I think it’s important to understand Adam as the image of God in the ancient near eastern context of the Hebrew bible. And one of the things I focused on in the past was what it meant for God to be both invisible and manifest, spirit and transcendent. There’s a tradition that the pre-incarnate Logos/the Kabod (glory) in second temple Judaism, being the image of the Father, had the form/outline of a macrocosmic man of light/fire. And Adam’s form was a microcosm, made according to that image. With sin, Adam lost glory, and the image became marred and broken, subject to death.

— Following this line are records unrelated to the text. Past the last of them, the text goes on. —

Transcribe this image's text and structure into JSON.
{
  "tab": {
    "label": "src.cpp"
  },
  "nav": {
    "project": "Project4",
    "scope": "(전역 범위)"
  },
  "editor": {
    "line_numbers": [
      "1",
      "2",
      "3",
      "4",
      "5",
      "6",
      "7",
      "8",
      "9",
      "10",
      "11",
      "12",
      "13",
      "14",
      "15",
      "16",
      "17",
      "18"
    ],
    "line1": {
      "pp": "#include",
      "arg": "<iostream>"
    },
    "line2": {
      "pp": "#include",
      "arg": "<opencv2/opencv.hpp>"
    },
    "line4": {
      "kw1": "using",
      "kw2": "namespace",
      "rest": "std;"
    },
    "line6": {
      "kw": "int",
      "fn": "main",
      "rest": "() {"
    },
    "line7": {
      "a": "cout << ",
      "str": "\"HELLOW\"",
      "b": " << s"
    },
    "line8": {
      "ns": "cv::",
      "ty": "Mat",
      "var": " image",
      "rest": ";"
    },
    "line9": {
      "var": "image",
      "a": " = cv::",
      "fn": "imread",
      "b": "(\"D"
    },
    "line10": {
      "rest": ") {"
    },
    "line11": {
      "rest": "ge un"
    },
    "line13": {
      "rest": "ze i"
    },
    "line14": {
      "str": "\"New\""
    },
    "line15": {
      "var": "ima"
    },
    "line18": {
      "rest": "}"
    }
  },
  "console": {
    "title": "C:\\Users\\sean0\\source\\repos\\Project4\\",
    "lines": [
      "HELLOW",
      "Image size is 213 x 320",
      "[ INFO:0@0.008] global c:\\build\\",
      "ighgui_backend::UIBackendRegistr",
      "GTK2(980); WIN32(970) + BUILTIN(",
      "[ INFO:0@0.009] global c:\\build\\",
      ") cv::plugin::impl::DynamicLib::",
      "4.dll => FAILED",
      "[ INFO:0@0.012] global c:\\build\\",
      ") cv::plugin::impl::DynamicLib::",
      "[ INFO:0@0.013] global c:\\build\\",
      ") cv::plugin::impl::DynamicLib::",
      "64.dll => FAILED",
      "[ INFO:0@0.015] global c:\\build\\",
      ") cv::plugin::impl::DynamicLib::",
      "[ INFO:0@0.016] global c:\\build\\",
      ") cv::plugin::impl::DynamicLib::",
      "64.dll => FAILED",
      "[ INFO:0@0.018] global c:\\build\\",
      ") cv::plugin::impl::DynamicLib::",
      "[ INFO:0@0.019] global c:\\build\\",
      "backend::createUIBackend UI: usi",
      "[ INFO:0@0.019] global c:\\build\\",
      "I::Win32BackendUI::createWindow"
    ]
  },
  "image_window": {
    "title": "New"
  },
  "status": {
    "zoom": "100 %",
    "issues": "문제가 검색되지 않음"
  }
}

Discovering this made me so happy. But when I came into the catholic church (I never had a magisterium before!), I had reservations from my past about the influence of philosophy, and what it did to the manifest aspect of the God of the Bible. When I heard Catholics talk of God being pure spirit, and a divine simplicity, I assumed I had to go to the other extreme, and force myself to abandon the Semitic understanding. This tension has really made me struggle insofar as how this tension is resolved.
Well, I’ve discovered a dissertation from Marquette by an eastern orthodox deacon on the noetic divine anthropos, and it made me so happy, because if this info is correct, I don’t have to abandon the truth I’ve held so dear - the Semitic understanding - and the Greek philosophical tradition doesn’t oppose it. Each clarifies the other.
The whole thing is free online. It’s amazing. Teritullian, Origen, Hippolytus, clement of Alexandria, and others taught that before the incarnation, the logos had a form like a man, but light. And when they say He is invisible, they mean human eyes are incapable (too weak to stand; our constitution isn’t fit or able) of seeing the divine glory. In that sense, we can’t see him so he is invisible to us, due to our limitations and frailty.That’s why context is so important. They mean something else by invisible than we assume; we assume “form-less.”
I was shocked to find this and pleasantly surprised, because it confirms the church’s continuity with the Hebrew Scriptures and worldview; and just as Christ makes Jew and Greek one new man, the Greek and Hebrew traditions, when rightly understood, inform and deepen each other in the one deposit of faith.
This is also a great connection with the OT theophanies where God/the Logos manifests as a man of glory; it is a reflection of the macrocosmic image of the Logos and it points to the fullness of time when he would become man in the likeness of the one in whose image man was made, to save and restore his image on earth and recaptulate creation to a glorious Eden.
Here is a link to the paper:
Statements from the fathers are illuminating, as well as the discussion of what “formless” or “incorporeal” meant to them, vs the assumptions we might read into those terms.
God bless guys! I could really use help here!